Negotiate – Sell – Interrogate. Perhaps astonishingly, they are all one in the same. Great negotiators sell beneficial agreements; great sales professionals sell the perfect product or solution; and great interrogators sell the truth. All three processes involve at least two people communicating from opposite perspectives who use their preparation, experience, and training to learn about their counterparts and create middle ground from which they can achieve their end goal. While negotiations are perceived as noble endeavors and sales conversations are the lifeblood of many businesses, interrogations are perceived as dark, confrontational and ugly interactions.

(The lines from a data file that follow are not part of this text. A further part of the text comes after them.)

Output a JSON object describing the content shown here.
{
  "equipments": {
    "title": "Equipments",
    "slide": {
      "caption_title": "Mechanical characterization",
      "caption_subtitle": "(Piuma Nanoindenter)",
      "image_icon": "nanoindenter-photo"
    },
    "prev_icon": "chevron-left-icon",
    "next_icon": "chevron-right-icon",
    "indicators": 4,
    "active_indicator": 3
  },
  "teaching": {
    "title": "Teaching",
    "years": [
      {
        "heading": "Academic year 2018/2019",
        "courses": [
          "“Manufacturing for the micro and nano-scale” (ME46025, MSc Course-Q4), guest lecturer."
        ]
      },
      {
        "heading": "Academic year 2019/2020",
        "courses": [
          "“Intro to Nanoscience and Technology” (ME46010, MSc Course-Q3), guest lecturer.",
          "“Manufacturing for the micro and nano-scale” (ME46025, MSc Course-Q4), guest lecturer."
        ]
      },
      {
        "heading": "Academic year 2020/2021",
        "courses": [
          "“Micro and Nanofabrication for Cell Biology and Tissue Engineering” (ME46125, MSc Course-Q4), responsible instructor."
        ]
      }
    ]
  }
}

Despite common perceptions, the similarities between the three processes are striking. To start, the participants in each process experience fears and motivations, have goals, and face potential consequences. Negotiators, sales professionals, and interrogators achieve their goals by creating relationships, identifying interests, and persuading counterparts to make concessions. They also create alternatives and, maybe most importantly, help people feel comfortable making tough decisions. They accomplish all of this while staying aware that any mistake could jeopardize relationships, company images, future opportunities, and create legal difficulty if things go wrong.
Your counterparts aspire to goals and face consequences as well. Buyers want to purchase what they need while staying within their budget, and they are aware that consequences for making the wrong purchase can range from feelings of regret to financial ruin. Negotiation counterparts want to push for the most beneficial agreement available, all with the knowledge that the wrong agreement can cause embarrassment, reassignment or termination. And of course, the consequences guilty people face if they tell the truth during interrogations include disappointing their family, losing their jobs, and going to jail.
Furthermore, negotiations, sales, and interrogations are not differentiated by the potential consequences. A sales person might perceive losing a sale worse than a criminal may perceive going to jail. The potential to create shared interests is what differentiates interrogations from negotiations and sales. When two people enter into a negotiation, they are often interested in finding a way to work together. When a potential buyer speaks with a sales professional, they typically have some interest in making a purchase. When a guilty person speaks with an interrogator, they often have zero interest in telling the truth.
Sales professionals and negotiators, however, can create strategic advantages for themselves by adapting specific techniques interrogators use:
- Prepare for any interaction from your counterpart’s perspective. Consider what consequences they most likely fear and what motivations will most likely help them overcome those fears.
- Once the conversations begin, most successful interrogators don’t go directly for what they want. Avoid starting conversations by opening with your best point or going directly for the kill. It will be important to anticipate what resistance you are likely to encounter; and utilize a game plan that allows you to address these areas before you make any proposals. This will allow you to build greater perceived value for you best selling points and reduce any future resistance in your proposals.
- Interrogators typically experience more success when they wait to obtain a confession until they believe their subject is ready to confess. The same logic applies to sales and negotiations as well. Proposals will be accepted more often when you are patient and the customer is more willing to buy.
- Precede proposals with reasons or justifications. (Better stated, overcome objections before you get them.) The typical routine is to make a proposal, listen to the reasons why our counterpart rejects it, and then provide reasons or justifications why the proposal is fair. When you provide the reasons and justifications first – and eliminate any potential objections — you will decrease the amount of resistance you receive.
Everyone wants to negotiate a better deal, but no one wants to be haggled with. Everyone wants to buy, but no one likes feeling sold. Everyone wants the truth, but no one wants to feel interrogated. Practitioners of all three disciplines can benefit greatly by studying leading techniques and best practices from across the board.
Michael Reddington, CFI is an executive resource, the president of InQuasive, Inc. and the creator of the Disciplined Listening Method. He teaches leaders from all industries and specialties how to apply strategic, ethical persuasion techniques in all of their conversations. To learn more contact Michael directly at +1 (704) 256-7116 or firstname.lastname@example.org.